• EXERCISE DETAILS: Reproduce the entries word for word, and omit any picture you find in them.

• TASK MATERIAL:

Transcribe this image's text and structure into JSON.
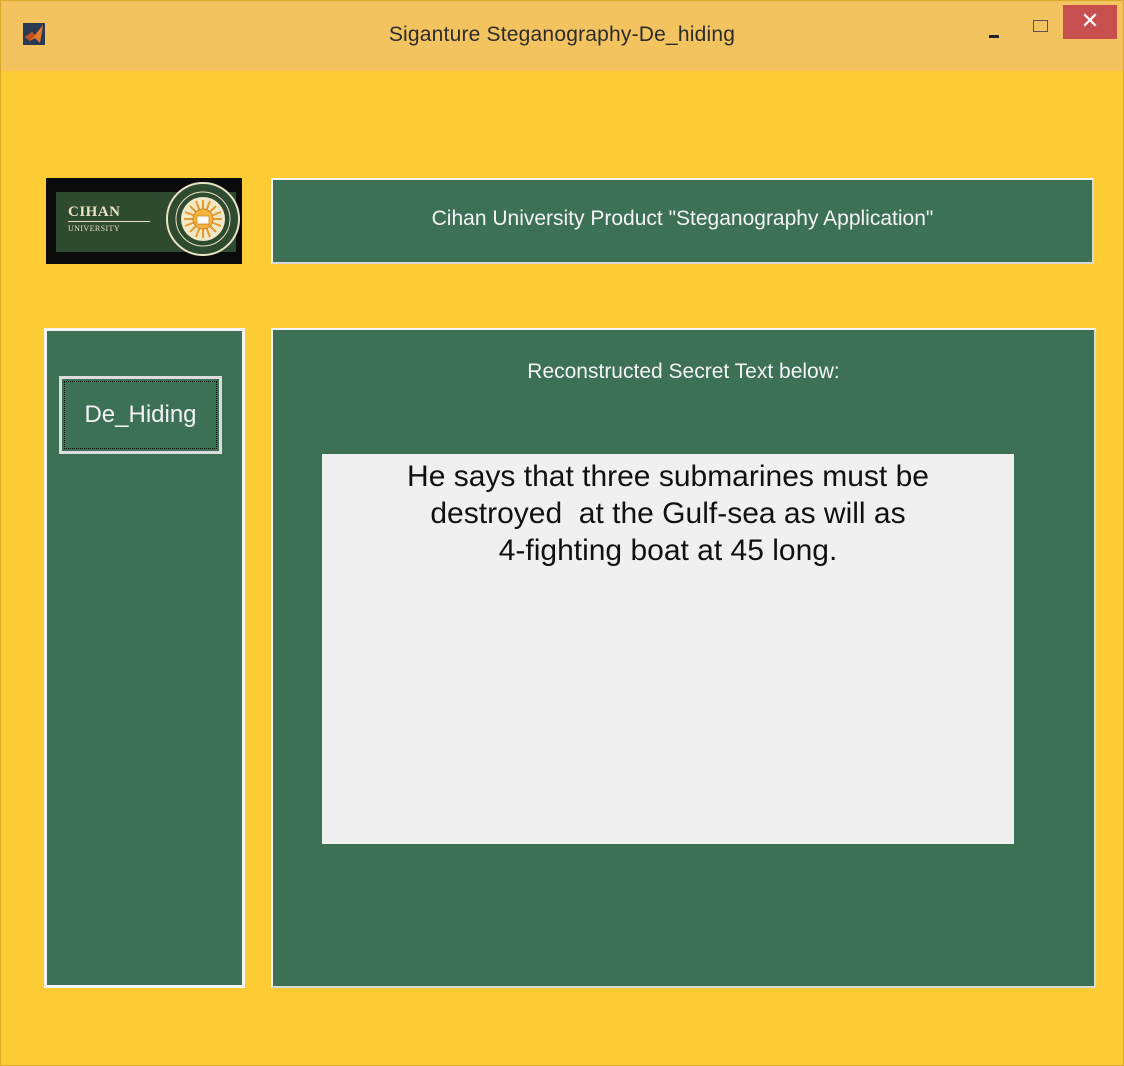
{
  "window": {
    "title": "Siganture Steganography-De_hiding",
    "close_glyph": "✕",
    "icon": "matlab-icon",
    "background_color": "#fdcb33"
  },
  "logo": {
    "wordmark": "CIHAN",
    "subtitle": "UNIVERSITY"
  },
  "banner": {
    "text": "Cihan University Product \"Steganography Application\"",
    "color": "#3c7156"
  },
  "sidebar": {
    "dehiding_button_label": "De_Hiding"
  },
  "main": {
    "heading": "Reconstructed Secret Text below:",
    "secret_text_lines": [
      "He says that three submarines must be",
      "destroyed  at the Gulf-sea as will as",
      "4-fighting boat at 45 long."
    ]
  }
}
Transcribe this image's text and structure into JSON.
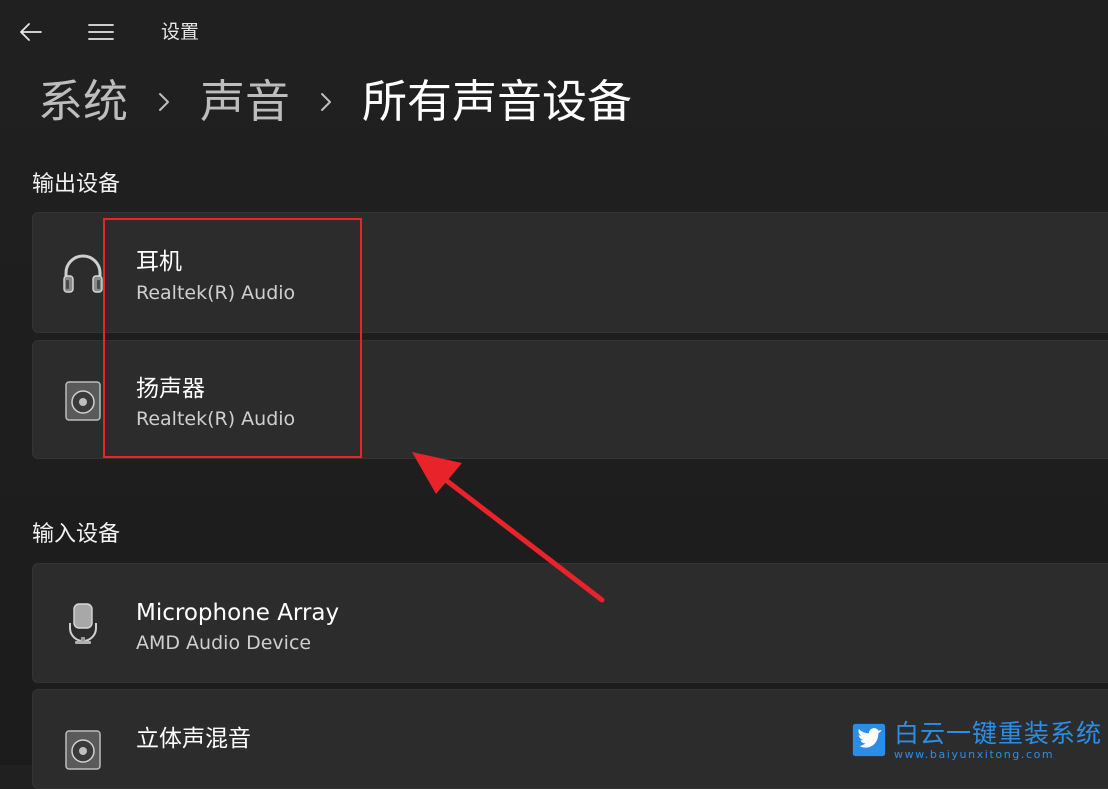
{
  "window": {
    "title": "设置"
  },
  "breadcrumb": {
    "items": [
      "系统",
      "声音",
      "所有声音设备"
    ]
  },
  "sections": {
    "output": {
      "title": "输出设备",
      "devices": [
        {
          "name": "耳机",
          "subtitle": "Realtek(R) Audio",
          "icon": "headphones-icon"
        },
        {
          "name": "扬声器",
          "subtitle": "Realtek(R) Audio",
          "icon": "speaker-icon"
        }
      ]
    },
    "input": {
      "title": "输入设备",
      "devices": [
        {
          "name": "Microphone Array",
          "subtitle": "AMD Audio Device",
          "icon": "microphone-icon"
        },
        {
          "name": "立体声混音",
          "subtitle": "",
          "icon": "speaker-icon"
        }
      ]
    }
  },
  "annotations": {
    "highlight_color": "#e8232a",
    "arrow_color": "#e8232a"
  },
  "watermark": {
    "name": "白云一键重装系统",
    "url": "www.baiyunxitong.com",
    "color": "#2a8ee8"
  },
  "colors": {
    "background": "#1f1f1f",
    "card": "#2c2c2c"
  }
}
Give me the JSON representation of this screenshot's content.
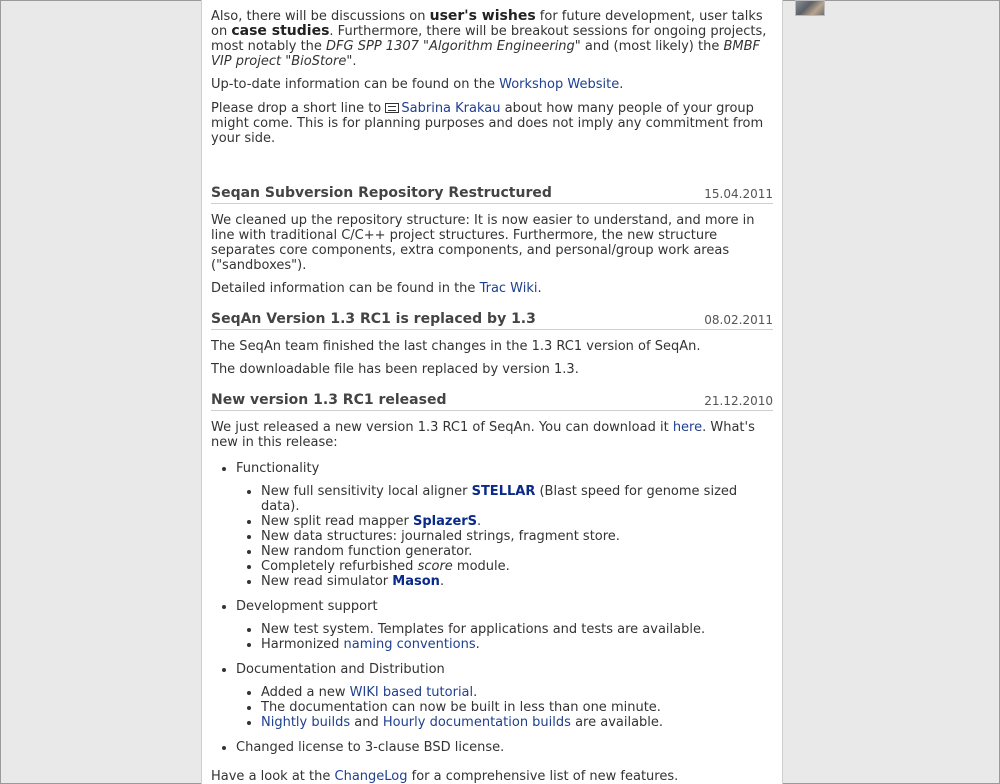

• ANSWER:
Transcribe this image's text and structure into JSON.
{
  "window": {
    "title": "Siganture Steganography-De_hiding",
    "close_glyph": "✕",
    "icon": "matlab-icon",
    "background_color": "#fdcb33"
  },
  "logo": {
    "wordmark": "CIHAN",
    "subtitle": "UNIVERSITY"
  },
  "banner": {
    "text": "Cihan University Product \"Steganography Application\"",
    "color": "#3c7156"
  },
  "sidebar": {
    "dehiding_button_label": "De_Hiding"
  },
  "main": {
    "heading": "Reconstructed Secret Text below:",
    "secret_text_lines": [
      "He says that three submarines must be",
      "destroyed  at the Gulf-sea as will as",
      "4-fighting boat at 45 long."
    ]
  }
}
Transcribe this image's text and structure into JSON.
{
  "window": {
    "title": "设置"
  },
  "breadcrumb": {
    "items": [
      "系统",
      "声音",
      "所有声音设备"
    ]
  },
  "sections": {
    "output": {
      "title": "输出设备",
      "devices": [
        {
          "name": "耳机",
          "subtitle": "Realtek(R) Audio",
          "icon": "headphones-icon"
        },
        {
          "name": "扬声器",
          "subtitle": "Realtek(R) Audio",
          "icon": "speaker-icon"
        }
      ]
    },
    "input": {
      "title": "输入设备",
      "devices": [
        {
          "name": "Microphone Array",
          "subtitle": "AMD Audio Device",
          "icon": "microphone-icon"
        },
        {
          "name": "立体声混音",
          "subtitle": "",
          "icon": "speaker-icon"
        }
      ]
    }
  },
  "annotations": {
    "highlight_color": "#e8232a",
    "arrow_color": "#e8232a"
  },
  "watermark": {
    "name": "白云一键重装系统",
    "url": "www.baiyunxitong.com",
    "color": "#2a8ee8"
  },
  "colors": {
    "background": "#1f1f1f",
    "card": "#2c2c2c"
  }
}
Give me the JSON representation of this screenshot's content.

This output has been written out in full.